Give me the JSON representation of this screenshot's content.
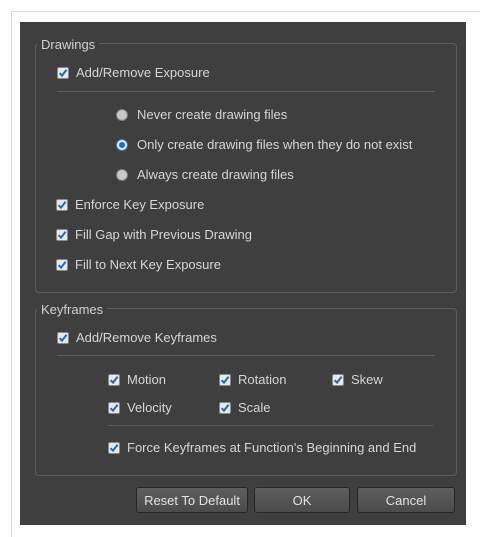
{
  "drawings": {
    "legend": "Drawings",
    "add_remove_exposure": "Add/Remove Exposure",
    "radio_options": [
      "Never create drawing files",
      "Only create drawing files when they do not exist",
      "Always create drawing files"
    ],
    "selected_radio": 1,
    "enforce_key_exposure": "Enforce Key Exposure",
    "fill_gap": "Fill Gap with Previous Drawing",
    "fill_next_key": "Fill to Next Key Exposure"
  },
  "keyframes": {
    "legend": "Keyframes",
    "add_remove_keyframes": "Add/Remove Keyframes",
    "motion": "Motion",
    "rotation": "Rotation",
    "skew": "Skew",
    "velocity": "Velocity",
    "scale": "Scale",
    "force_keyframes": "Force Keyframes at Function's Beginning and End"
  },
  "buttons": {
    "reset": "Reset To Default",
    "ok": "OK",
    "cancel": "Cancel"
  },
  "colors": {
    "dialog_bg": "#3f3f3f",
    "check_accent": "#2468b8"
  },
  "icons": {
    "checkbox": "checkmark-icon",
    "radio": "radio-dot-icon"
  }
}
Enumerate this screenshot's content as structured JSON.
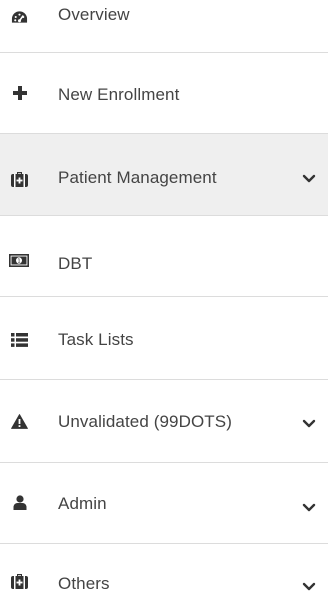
{
  "sidebar": {
    "active_item": "Patient Management",
    "items": [
      {
        "label": "Overview",
        "icon": "dashboard-icon",
        "has_submenu": false
      },
      {
        "label": "New Enrollment",
        "icon": "plus-icon",
        "has_submenu": false
      },
      {
        "label": "Patient Management",
        "icon": "medkit-icon",
        "has_submenu": true
      },
      {
        "label": "DBT",
        "icon": "money-icon",
        "has_submenu": false
      },
      {
        "label": "Task Lists",
        "icon": "list-icon",
        "has_submenu": false
      },
      {
        "label": "Unvalidated (99DOTS)",
        "icon": "warning-icon",
        "has_submenu": true
      },
      {
        "label": "Admin",
        "icon": "user-icon",
        "has_submenu": true
      },
      {
        "label": "Others",
        "icon": "medkit-icon",
        "has_submenu": true
      }
    ]
  },
  "colors": {
    "text": "#444444",
    "icon": "#333333",
    "active_bg": "#efefef",
    "divider": "#dcdcdc"
  }
}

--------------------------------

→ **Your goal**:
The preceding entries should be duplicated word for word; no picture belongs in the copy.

→ **Solution**:
Give me the JSON representation of this screenshot's content.
{
  "drawings": {
    "legend": "Drawings",
    "add_remove_exposure": "Add/Remove Exposure",
    "radio_options": [
      "Never create drawing files",
      "Only create drawing files when they do not exist",
      "Always create drawing files"
    ],
    "selected_radio": 1,
    "enforce_key_exposure": "Enforce Key Exposure",
    "fill_gap": "Fill Gap with Previous Drawing",
    "fill_next_key": "Fill to Next Key Exposure"
  },
  "keyframes": {
    "legend": "Keyframes",
    "add_remove_keyframes": "Add/Remove Keyframes",
    "motion": "Motion",
    "rotation": "Rotation",
    "skew": "Skew",
    "velocity": "Velocity",
    "scale": "Scale",
    "force_keyframes": "Force Keyframes at Function's Beginning and End"
  },
  "buttons": {
    "reset": "Reset To Default",
    "ok": "OK",
    "cancel": "Cancel"
  },
  "colors": {
    "dialog_bg": "#3f3f3f",
    "check_accent": "#2468b8"
  },
  "icons": {
    "checkbox": "checkmark-icon",
    "radio": "radio-dot-icon"
  }
}
Enumerate this screenshot's content as structured JSON.
{
  "sidebar": {
    "active_item": "Patient Management",
    "items": [
      {
        "label": "Overview",
        "icon": "dashboard-icon",
        "has_submenu": false
      },
      {
        "label": "New Enrollment",
        "icon": "plus-icon",
        "has_submenu": false
      },
      {
        "label": "Patient Management",
        "icon": "medkit-icon",
        "has_submenu": true
      },
      {
        "label": "DBT",
        "icon": "money-icon",
        "has_submenu": false
      },
      {
        "label": "Task Lists",
        "icon": "list-icon",
        "has_submenu": false
      },
      {
        "label": "Unvalidated (99DOTS)",
        "icon": "warning-icon",
        "has_submenu": true
      },
      {
        "label": "Admin",
        "icon": "user-icon",
        "has_submenu": true
      },
      {
        "label": "Others",
        "icon": "medkit-icon",
        "has_submenu": true
      }
    ]
  },
  "colors": {
    "text": "#444444",
    "icon": "#333333",
    "active_bg": "#efefef",
    "divider": "#dcdcdc"
  }
}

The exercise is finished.